Don't ignore your own mental and physical health while you care for your loved one. Share on X

Talking face to face with the group is much more beneficial. you pick up a lot of cues from body language that you can ask about. Hesitations also give clues to pursue. There is a saying about assuming that generally proves true. Don’t do it. Ask questions that come to mind no matter how trivial they seem to be. The answers will often give you insight into the whole situation and how best to serve your loved one in the context of her family.

Don’t ignore your own health while you care for your loved one. This includes mental as well as physical health. It will cost you dearly if you don’t care for yourself.

The other thing you need to do is put your own health as a high priority. Make sure you are having your blood pressure treated and under control. You may need to purchase a blood pressure cuff to monitor your own blood pressure. The complication of poorly controlled blood pressure can be heart attacks, strokes or kidney disease. By keeping your blood pressure in the range your doctor recommends, you will be caring for your health. This may also include maintaining a proper diet/weight as well.

The same goes for diabetics. Keeping your blood sugar under control means eating the proper diet and maintaining your weight at proper levels. If you do this, you can minimize your complications considerably. There are more and more discoveries being made re diet now, so if the diet you have been following isn’t working, check out what seems to be working these days. Keeping carbs low is a must. The more carbs you eat, the hungrier you will feel. It’s protein and fat that keep down your hunger and cut down on insulin spurts. I’m being simplistic of course, but a good dietician can be very helpful to you in understanding your diet and getting it stable.

Keeping your weight under control by diet and exercise is a must for basic good health and feelings of well being. They are essential for the lessening of depression and anxiety as well. I’m not telling you this to give you an overwhelming list of more things to do but letting you know some things that are essential to working into your schedule.

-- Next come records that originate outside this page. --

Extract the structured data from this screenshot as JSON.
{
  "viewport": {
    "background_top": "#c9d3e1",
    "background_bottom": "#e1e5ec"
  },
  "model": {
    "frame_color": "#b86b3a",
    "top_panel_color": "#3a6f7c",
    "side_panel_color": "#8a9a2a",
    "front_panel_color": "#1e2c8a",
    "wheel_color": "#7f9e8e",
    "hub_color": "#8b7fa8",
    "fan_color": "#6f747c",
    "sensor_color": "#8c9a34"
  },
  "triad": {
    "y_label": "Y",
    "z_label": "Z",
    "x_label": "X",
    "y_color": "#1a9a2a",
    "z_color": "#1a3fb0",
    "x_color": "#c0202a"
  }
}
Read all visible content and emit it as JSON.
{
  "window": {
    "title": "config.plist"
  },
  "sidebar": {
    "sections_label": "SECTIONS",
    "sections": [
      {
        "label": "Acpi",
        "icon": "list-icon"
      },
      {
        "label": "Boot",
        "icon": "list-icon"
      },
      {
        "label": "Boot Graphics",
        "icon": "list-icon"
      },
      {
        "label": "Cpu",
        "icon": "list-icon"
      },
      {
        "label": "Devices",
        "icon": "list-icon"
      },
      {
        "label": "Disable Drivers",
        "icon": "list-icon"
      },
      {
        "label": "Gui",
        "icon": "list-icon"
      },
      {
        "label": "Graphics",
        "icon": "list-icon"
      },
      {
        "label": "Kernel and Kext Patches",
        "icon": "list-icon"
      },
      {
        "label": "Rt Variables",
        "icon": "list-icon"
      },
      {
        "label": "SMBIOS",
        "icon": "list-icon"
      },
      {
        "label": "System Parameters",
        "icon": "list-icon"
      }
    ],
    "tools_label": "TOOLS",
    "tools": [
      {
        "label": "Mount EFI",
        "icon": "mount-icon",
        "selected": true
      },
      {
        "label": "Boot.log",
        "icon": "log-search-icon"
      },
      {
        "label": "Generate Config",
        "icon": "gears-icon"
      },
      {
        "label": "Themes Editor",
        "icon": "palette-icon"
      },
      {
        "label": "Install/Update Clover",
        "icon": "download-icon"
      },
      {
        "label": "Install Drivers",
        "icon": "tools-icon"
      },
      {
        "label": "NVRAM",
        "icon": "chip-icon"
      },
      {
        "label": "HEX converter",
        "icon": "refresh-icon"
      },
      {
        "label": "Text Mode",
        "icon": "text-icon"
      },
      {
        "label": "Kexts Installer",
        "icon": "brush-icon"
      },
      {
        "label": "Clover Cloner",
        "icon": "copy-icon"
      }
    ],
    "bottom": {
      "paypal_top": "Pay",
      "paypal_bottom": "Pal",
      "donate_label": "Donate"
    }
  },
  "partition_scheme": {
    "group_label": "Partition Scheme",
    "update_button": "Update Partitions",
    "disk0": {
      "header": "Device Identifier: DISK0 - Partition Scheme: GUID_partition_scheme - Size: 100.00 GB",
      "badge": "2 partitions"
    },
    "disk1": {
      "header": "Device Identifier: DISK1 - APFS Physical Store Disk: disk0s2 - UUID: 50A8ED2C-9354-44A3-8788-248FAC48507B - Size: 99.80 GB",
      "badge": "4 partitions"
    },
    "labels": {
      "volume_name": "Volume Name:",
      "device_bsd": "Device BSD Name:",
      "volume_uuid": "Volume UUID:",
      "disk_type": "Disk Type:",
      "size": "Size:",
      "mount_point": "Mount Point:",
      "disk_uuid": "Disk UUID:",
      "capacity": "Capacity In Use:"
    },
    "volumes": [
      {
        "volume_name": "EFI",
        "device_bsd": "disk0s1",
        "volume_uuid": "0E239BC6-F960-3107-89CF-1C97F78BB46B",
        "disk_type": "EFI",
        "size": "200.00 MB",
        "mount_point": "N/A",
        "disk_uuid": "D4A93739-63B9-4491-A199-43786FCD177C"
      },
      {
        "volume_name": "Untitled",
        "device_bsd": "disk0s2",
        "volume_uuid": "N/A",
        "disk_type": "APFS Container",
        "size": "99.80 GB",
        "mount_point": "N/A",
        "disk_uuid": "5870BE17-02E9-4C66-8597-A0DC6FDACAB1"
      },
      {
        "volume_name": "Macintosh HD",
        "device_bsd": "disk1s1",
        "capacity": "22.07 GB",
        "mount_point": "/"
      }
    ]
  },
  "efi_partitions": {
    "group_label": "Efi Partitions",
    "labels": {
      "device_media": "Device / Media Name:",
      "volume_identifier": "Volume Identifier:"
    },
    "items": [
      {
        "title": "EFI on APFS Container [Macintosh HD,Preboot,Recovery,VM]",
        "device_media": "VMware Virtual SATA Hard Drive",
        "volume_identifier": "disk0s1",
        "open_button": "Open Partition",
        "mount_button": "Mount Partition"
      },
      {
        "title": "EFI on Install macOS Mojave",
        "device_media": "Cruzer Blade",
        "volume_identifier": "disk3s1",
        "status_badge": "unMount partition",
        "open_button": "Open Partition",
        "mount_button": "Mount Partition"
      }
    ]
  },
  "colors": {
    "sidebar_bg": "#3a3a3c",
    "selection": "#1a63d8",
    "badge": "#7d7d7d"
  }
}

I have discovered that when I have less sugar and carbs in my diet, I am less sore and achy. It really surprised me to discover this. Lately, I have cheated more on my diet with Halloween candy and the aching started up again! So not wise!

If you are on medication, be sure you are actually taking your medication as it is ordered.

Needless to say, finding ways to take your medication is absolutely important. You can have medication ordered, but if you don’t take it, it won’t do you any good! Use containers that you load up a week at a time. Each day you can see if you have taken the medication for that day.

The airplane warning that we need to take oxygen for ourselves first, then help children after, is applicable to our caretaking lives.

I still remember the warning they have on airplanes when it comes to the oxygen. Take the oxygen for yourself first, then help your children or those who need to help near you after. It is such a valuable warning. It holds true when we are caretakers too! We can’t help them if we are sick or not up to par.

So for those of us with health conditions, we need to take care of ourselves as a high priority so that we can give the good care we need to, to our loved one.

Don’t be overwhelmed with the changes you need to make. Start changing in the 3 basic areas first and increase the changes as the habits become ingrained

Don’t allow yourself to be overwhelmed. Just start moving in a healthier direction than you are now. Start exercising more than you are. Start eating healthier food than you are now. Make sure you are getting enough sleep. Those 3 categories are basic to everything else.

Start exercising, eating healthier food than you are now, and make sure you are getting enough sleep. Share on X

From there, you need to make extra considerations based on your specific health issues so you can stay as healthy as possible so you can care for your loved one.

 So I do not run aimlessly; I do not box as one beating the air.
  But I discipline my body and keep it under control,
lest after preaching to others
I myself should be disqualified.

I Corinthians 9:26-27